Please print the whole listing below exactly as it stands.

-- Opening Marker --

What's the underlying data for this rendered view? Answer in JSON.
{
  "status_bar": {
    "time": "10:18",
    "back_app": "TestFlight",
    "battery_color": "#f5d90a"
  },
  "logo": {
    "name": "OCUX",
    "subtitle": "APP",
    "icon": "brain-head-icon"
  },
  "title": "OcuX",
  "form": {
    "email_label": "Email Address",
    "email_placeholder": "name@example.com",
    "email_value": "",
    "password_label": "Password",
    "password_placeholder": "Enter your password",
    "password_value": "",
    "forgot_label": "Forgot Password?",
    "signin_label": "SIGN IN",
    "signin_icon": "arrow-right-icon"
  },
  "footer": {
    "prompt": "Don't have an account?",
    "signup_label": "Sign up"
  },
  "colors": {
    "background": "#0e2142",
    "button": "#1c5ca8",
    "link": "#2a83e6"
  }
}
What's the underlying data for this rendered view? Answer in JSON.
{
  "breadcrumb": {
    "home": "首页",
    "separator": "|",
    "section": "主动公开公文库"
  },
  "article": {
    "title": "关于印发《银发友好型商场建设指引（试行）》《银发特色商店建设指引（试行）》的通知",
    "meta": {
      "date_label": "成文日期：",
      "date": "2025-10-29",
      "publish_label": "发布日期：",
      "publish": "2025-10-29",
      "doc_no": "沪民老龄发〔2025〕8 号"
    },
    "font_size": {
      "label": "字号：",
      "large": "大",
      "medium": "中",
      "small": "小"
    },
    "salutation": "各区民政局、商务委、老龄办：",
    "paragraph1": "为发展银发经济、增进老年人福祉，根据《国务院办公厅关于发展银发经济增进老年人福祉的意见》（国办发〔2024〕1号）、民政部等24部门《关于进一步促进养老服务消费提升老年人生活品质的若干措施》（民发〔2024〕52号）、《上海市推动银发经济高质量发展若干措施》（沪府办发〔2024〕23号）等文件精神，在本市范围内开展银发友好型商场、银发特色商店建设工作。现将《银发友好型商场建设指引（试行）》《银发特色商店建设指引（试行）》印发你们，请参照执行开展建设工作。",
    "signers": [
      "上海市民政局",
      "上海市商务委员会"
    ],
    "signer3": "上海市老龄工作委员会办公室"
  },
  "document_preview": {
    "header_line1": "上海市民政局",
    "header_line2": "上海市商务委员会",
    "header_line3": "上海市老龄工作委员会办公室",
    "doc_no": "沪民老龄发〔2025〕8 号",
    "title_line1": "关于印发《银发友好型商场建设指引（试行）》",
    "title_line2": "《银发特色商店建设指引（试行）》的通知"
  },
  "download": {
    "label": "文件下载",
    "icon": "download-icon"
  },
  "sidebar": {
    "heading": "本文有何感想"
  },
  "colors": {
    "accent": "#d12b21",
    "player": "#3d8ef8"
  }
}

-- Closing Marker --

» **OUTPUT OF THE TASK**:
What's the underlying data for this rendered view? Answer in JSON.
{
  "status_bar": {
    "time": "10:18",
    "back_app": "TestFlight",
    "battery_color": "#f5d90a"
  },
  "logo": {
    "name": "OCUX",
    "subtitle": "APP",
    "icon": "brain-head-icon"
  },
  "title": "OcuX",
  "form": {
    "email_label": "Email Address",
    "email_placeholder": "name@example.com",
    "email_value": "",
    "password_label": "Password",
    "password_placeholder": "Enter your password",
    "password_value": "",
    "forgot_label": "Forgot Password?",
    "signin_label": "SIGN IN",
    "signin_icon": "arrow-right-icon"
  },
  "footer": {
    "prompt": "Don't have an account?",
    "signup_label": "Sign up"
  },
  "colors": {
    "background": "#0e2142",
    "button": "#1c5ca8",
    "link": "#2a83e6"
  }
}
What's the underlying data for this rendered view? Answer in JSON.
{
  "breadcrumb": {
    "home": "首页",
    "separator": "|",
    "section": "主动公开公文库"
  },
  "article": {
    "title": "关于印发《银发友好型商场建设指引（试行）》《银发特色商店建设指引（试行）》的通知",
    "meta": {
      "date_label": "成文日期：",
      "date": "2025-10-29",
      "publish_label": "发布日期：",
      "publish": "2025-10-29",
      "doc_no": "沪民老龄发〔2025〕8 号"
    },
    "font_size": {
      "label": "字号：",
      "large": "大",
      "medium": "中",
      "small": "小"
    },
    "salutation": "各区民政局、商务委、老龄办：",
    "paragraph1": "为发展银发经济、增进老年人福祉，根据《国务院办公厅关于发展银发经济增进老年人福祉的意见》（国办发〔2024〕1号）、民政部等24部门《关于进一步促进养老服务消费提升老年人生活品质的若干措施》（民发〔2024〕52号）、《上海市推动银发经济高质量发展若干措施》（沪府办发〔2024〕23号）等文件精神，在本市范围内开展银发友好型商场、银发特色商店建设工作。现将《银发友好型商场建设指引（试行）》《银发特色商店建设指引（试行）》印发你们，请参照执行开展建设工作。",
    "signers": [
      "上海市民政局",
      "上海市商务委员会"
    ],
    "signer3": "上海市老龄工作委员会办公室"
  },
  "document_preview": {
    "header_line1": "上海市民政局",
    "header_line2": "上海市商务委员会",
    "header_line3": "上海市老龄工作委员会办公室",
    "doc_no": "沪民老龄发〔2025〕8 号",
    "title_line1": "关于印发《银发友好型商场建设指引（试行）》",
    "title_line2": "《银发特色商店建设指引（试行）》的通知"
  },
  "download": {
    "label": "文件下载",
    "icon": "download-icon"
  },
  "sidebar": {
    "heading": "本文有何感想"
  },
  "colors": {
    "accent": "#d12b21",
    "player": "#3d8ef8"
  }
}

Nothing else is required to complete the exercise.